| Feb 19, 2021 | car accidents

The emotions of parents and their new teenage drivers are usually at opposite ends of the spectrum. A teen going out for their first independent drive will probably feel intensely excited. Their parents will likely feel terrified.

It only takes half a second for a mistake at the wheel to occur. You don’t want anything bad to happen to your teen driver, but you also don’t want to refuse them this crucial rite of passage.

There are many rules that can help keep your teenager safe, like a no-texting rule and a zero-tolerance rule for drugs or alcohol before driving. However, there is another, less common rule that could go a long way to help keep your young driver safe.

Do you need to set a driving curfew?

According to the Centers for Disease Control and Prevention, there are a handful of factors responsible for the vast majority of teenage car crashes. Inexperience on the part of young drivers is the top contributing risk factor.

However, other concerns at the top of the list include driving with other teenagers in the vehicle, impairments and driving after dark. Setting a driving curfew could help reduce your teen’s risk due to all three of those factors. Until your teenager is older and has more experience on the road, having their driving privileges end at least half an hour before sunset could go a long way toward keeping them safe.

How a driving curfew helps protect your child

Your young adults will likely roll their eyes and argue with you if you tell them you don’t want them driving once the sun starts setting. However, not allowing them to drive during sunset and after dark helps protect them from the most dangerous time of day for teen drivers.

Additionally, if your teen feels free to drive late at night, they might go to parties or hang out with friends and make bad choices. Whether driving with a group of people and singing along to the radio instead of paying attention or booze cruising with their friends to feel rebellious, late-night socialization for teenagers and cars can be a dangerous combination.

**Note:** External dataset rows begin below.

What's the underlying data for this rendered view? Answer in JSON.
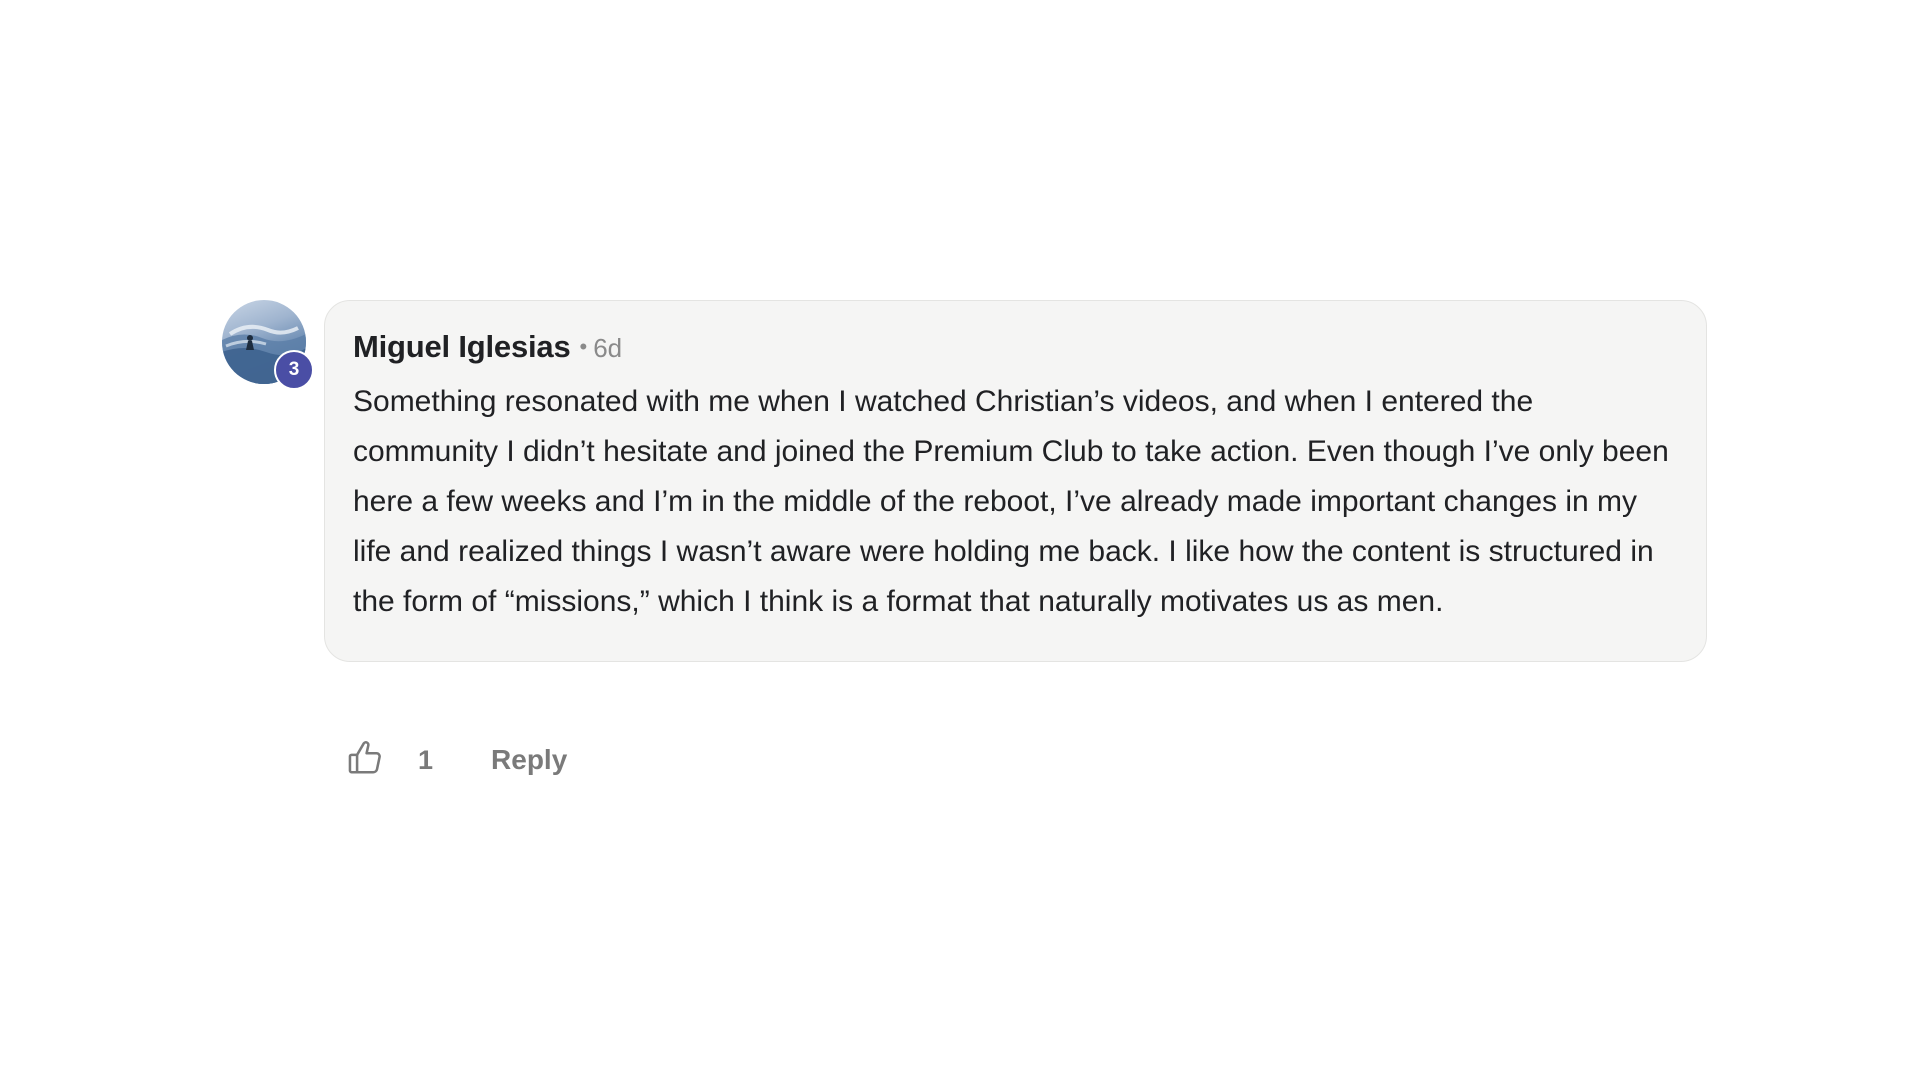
{
  "comment": {
    "author": "Miguel Iglesias",
    "separator": "•",
    "time": "6d",
    "level": "3",
    "text": "Something resonated with me when I watched Christian’s videos, and when I entered the community I didn’t hesitate and joined the Premium Club to take action. Even though I’ve only been here a few weeks and I’m in the middle of the reboot, I’ve already made important changes in my life and realized things I wasn’t aware were holding me back. I like how the content is structured in the form of “missions,” which I think is a format that naturally motivates us as men.",
    "likes": "1",
    "reply_label": "Reply"
  },
  "icons": {
    "like": "thumbs-up-icon",
    "avatar": "surfer-photo"
  },
  "colors": {
    "badge": "#4a4ea5",
    "bubble_bg": "#f5f5f4",
    "muted_text": "#7a7a7a"
  }
}
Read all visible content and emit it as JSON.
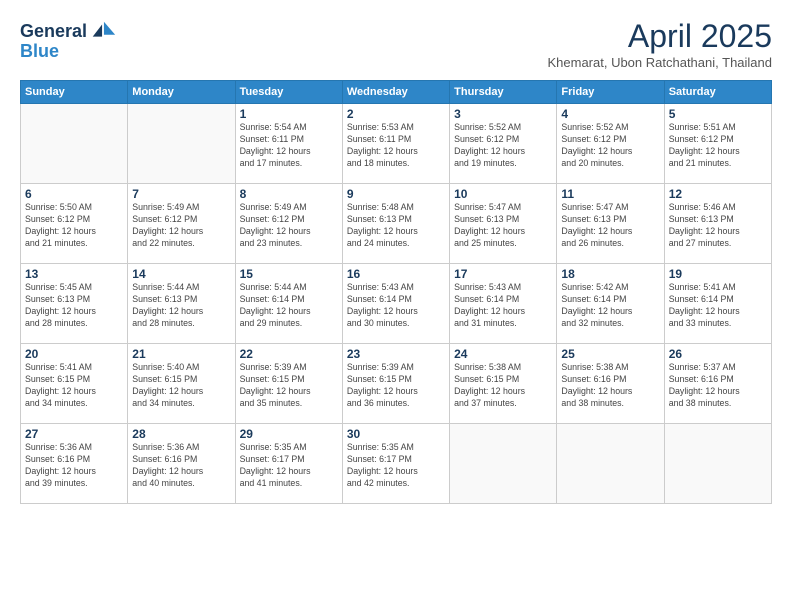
{
  "header": {
    "logo_line1": "General",
    "logo_line2": "Blue",
    "month_title": "April 2025",
    "subtitle": "Khemarat, Ubon Ratchathani, Thailand"
  },
  "weekdays": [
    "Sunday",
    "Monday",
    "Tuesday",
    "Wednesday",
    "Thursday",
    "Friday",
    "Saturday"
  ],
  "weeks": [
    [
      {
        "day": "",
        "info": ""
      },
      {
        "day": "",
        "info": ""
      },
      {
        "day": "1",
        "info": "Sunrise: 5:54 AM\nSunset: 6:11 PM\nDaylight: 12 hours\nand 17 minutes."
      },
      {
        "day": "2",
        "info": "Sunrise: 5:53 AM\nSunset: 6:11 PM\nDaylight: 12 hours\nand 18 minutes."
      },
      {
        "day": "3",
        "info": "Sunrise: 5:52 AM\nSunset: 6:12 PM\nDaylight: 12 hours\nand 19 minutes."
      },
      {
        "day": "4",
        "info": "Sunrise: 5:52 AM\nSunset: 6:12 PM\nDaylight: 12 hours\nand 20 minutes."
      },
      {
        "day": "5",
        "info": "Sunrise: 5:51 AM\nSunset: 6:12 PM\nDaylight: 12 hours\nand 21 minutes."
      }
    ],
    [
      {
        "day": "6",
        "info": "Sunrise: 5:50 AM\nSunset: 6:12 PM\nDaylight: 12 hours\nand 21 minutes."
      },
      {
        "day": "7",
        "info": "Sunrise: 5:49 AM\nSunset: 6:12 PM\nDaylight: 12 hours\nand 22 minutes."
      },
      {
        "day": "8",
        "info": "Sunrise: 5:49 AM\nSunset: 6:12 PM\nDaylight: 12 hours\nand 23 minutes."
      },
      {
        "day": "9",
        "info": "Sunrise: 5:48 AM\nSunset: 6:13 PM\nDaylight: 12 hours\nand 24 minutes."
      },
      {
        "day": "10",
        "info": "Sunrise: 5:47 AM\nSunset: 6:13 PM\nDaylight: 12 hours\nand 25 minutes."
      },
      {
        "day": "11",
        "info": "Sunrise: 5:47 AM\nSunset: 6:13 PM\nDaylight: 12 hours\nand 26 minutes."
      },
      {
        "day": "12",
        "info": "Sunrise: 5:46 AM\nSunset: 6:13 PM\nDaylight: 12 hours\nand 27 minutes."
      }
    ],
    [
      {
        "day": "13",
        "info": "Sunrise: 5:45 AM\nSunset: 6:13 PM\nDaylight: 12 hours\nand 28 minutes."
      },
      {
        "day": "14",
        "info": "Sunrise: 5:44 AM\nSunset: 6:13 PM\nDaylight: 12 hours\nand 28 minutes."
      },
      {
        "day": "15",
        "info": "Sunrise: 5:44 AM\nSunset: 6:14 PM\nDaylight: 12 hours\nand 29 minutes."
      },
      {
        "day": "16",
        "info": "Sunrise: 5:43 AM\nSunset: 6:14 PM\nDaylight: 12 hours\nand 30 minutes."
      },
      {
        "day": "17",
        "info": "Sunrise: 5:43 AM\nSunset: 6:14 PM\nDaylight: 12 hours\nand 31 minutes."
      },
      {
        "day": "18",
        "info": "Sunrise: 5:42 AM\nSunset: 6:14 PM\nDaylight: 12 hours\nand 32 minutes."
      },
      {
        "day": "19",
        "info": "Sunrise: 5:41 AM\nSunset: 6:14 PM\nDaylight: 12 hours\nand 33 minutes."
      }
    ],
    [
      {
        "day": "20",
        "info": "Sunrise: 5:41 AM\nSunset: 6:15 PM\nDaylight: 12 hours\nand 34 minutes."
      },
      {
        "day": "21",
        "info": "Sunrise: 5:40 AM\nSunset: 6:15 PM\nDaylight: 12 hours\nand 34 minutes."
      },
      {
        "day": "22",
        "info": "Sunrise: 5:39 AM\nSunset: 6:15 PM\nDaylight: 12 hours\nand 35 minutes."
      },
      {
        "day": "23",
        "info": "Sunrise: 5:39 AM\nSunset: 6:15 PM\nDaylight: 12 hours\nand 36 minutes."
      },
      {
        "day": "24",
        "info": "Sunrise: 5:38 AM\nSunset: 6:15 PM\nDaylight: 12 hours\nand 37 minutes."
      },
      {
        "day": "25",
        "info": "Sunrise: 5:38 AM\nSunset: 6:16 PM\nDaylight: 12 hours\nand 38 minutes."
      },
      {
        "day": "26",
        "info": "Sunrise: 5:37 AM\nSunset: 6:16 PM\nDaylight: 12 hours\nand 38 minutes."
      }
    ],
    [
      {
        "day": "27",
        "info": "Sunrise: 5:36 AM\nSunset: 6:16 PM\nDaylight: 12 hours\nand 39 minutes."
      },
      {
        "day": "28",
        "info": "Sunrise: 5:36 AM\nSunset: 6:16 PM\nDaylight: 12 hours\nand 40 minutes."
      },
      {
        "day": "29",
        "info": "Sunrise: 5:35 AM\nSunset: 6:17 PM\nDaylight: 12 hours\nand 41 minutes."
      },
      {
        "day": "30",
        "info": "Sunrise: 5:35 AM\nSunset: 6:17 PM\nDaylight: 12 hours\nand 42 minutes."
      },
      {
        "day": "",
        "info": ""
      },
      {
        "day": "",
        "info": ""
      },
      {
        "day": "",
        "info": ""
      }
    ]
  ]
}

If your teen wants to go to a party or has a job that requires them to work in the afternoon or evening, you may need to arrange to drop them off and pick them up to keep them as safe as possible. While it may not make you the coolest parent on the block, it could help your teen avoid a serious crash.